Directions for this task:
The records that follow must be repeated exactly, except for their pictures.

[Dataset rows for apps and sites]
= Beginning of Section =
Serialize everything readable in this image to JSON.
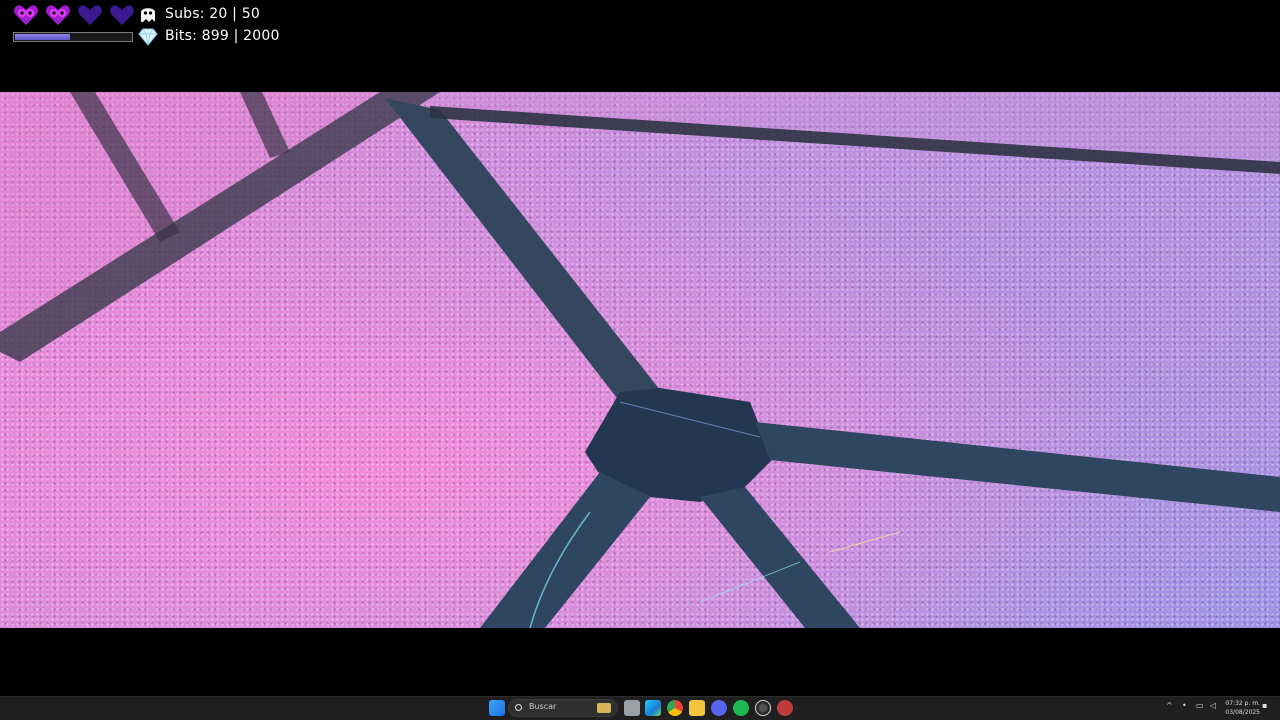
{
  "hud": {
    "hearts": [
      {
        "state": "face"
      },
      {
        "state": "face"
      },
      {
        "state": "empty"
      },
      {
        "state": "empty"
      }
    ],
    "subs_text": "Subs: 20 | 50",
    "bits_text": "Bits: 899 | 2000",
    "progress_fraction": 0.47,
    "colors": {
      "heart_full": "#a21fcf",
      "heart_empty": "#3a1a8e",
      "progress": "#6f69d8"
    },
    "icons": [
      "heart-icon",
      "ghost-icon",
      "diamond-icon"
    ]
  },
  "scene": {
    "subject": "stadium-crowd",
    "colors": {
      "crowd_pink": "#e785d3",
      "crowd_violet": "#9e94e4",
      "walkway": "#2b3c5a"
    }
  },
  "taskbar": {
    "search_label": "Buscar",
    "apps": [
      "windows-start",
      "widgets",
      "file-explorer",
      "edge",
      "chrome",
      "folder",
      "discord",
      "spotify",
      "obs",
      "app"
    ],
    "clock_time": "07:32 p. m.",
    "clock_date": "03/08/2025"
  }
}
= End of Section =
Final answer:
Serialize everything readable in this image to JSON.
{
  "hud": {
    "hearts": [
      {
        "state": "face"
      },
      {
        "state": "face"
      },
      {
        "state": "empty"
      },
      {
        "state": "empty"
      }
    ],
    "subs_text": "Subs: 20 | 50",
    "bits_text": "Bits: 899 | 2000",
    "progress_fraction": 0.47,
    "colors": {
      "heart_full": "#a21fcf",
      "heart_empty": "#3a1a8e",
      "progress": "#6f69d8"
    },
    "icons": [
      "heart-icon",
      "ghost-icon",
      "diamond-icon"
    ]
  },
  "scene": {
    "subject": "stadium-crowd",
    "colors": {
      "crowd_pink": "#e785d3",
      "crowd_violet": "#9e94e4",
      "walkway": "#2b3c5a"
    }
  },
  "taskbar": {
    "search_label": "Buscar",
    "apps": [
      "windows-start",
      "widgets",
      "file-explorer",
      "edge",
      "chrome",
      "folder",
      "discord",
      "spotify",
      "obs",
      "app"
    ],
    "clock_time": "07:32 p. m.",
    "clock_date": "03/08/2025"
  }
}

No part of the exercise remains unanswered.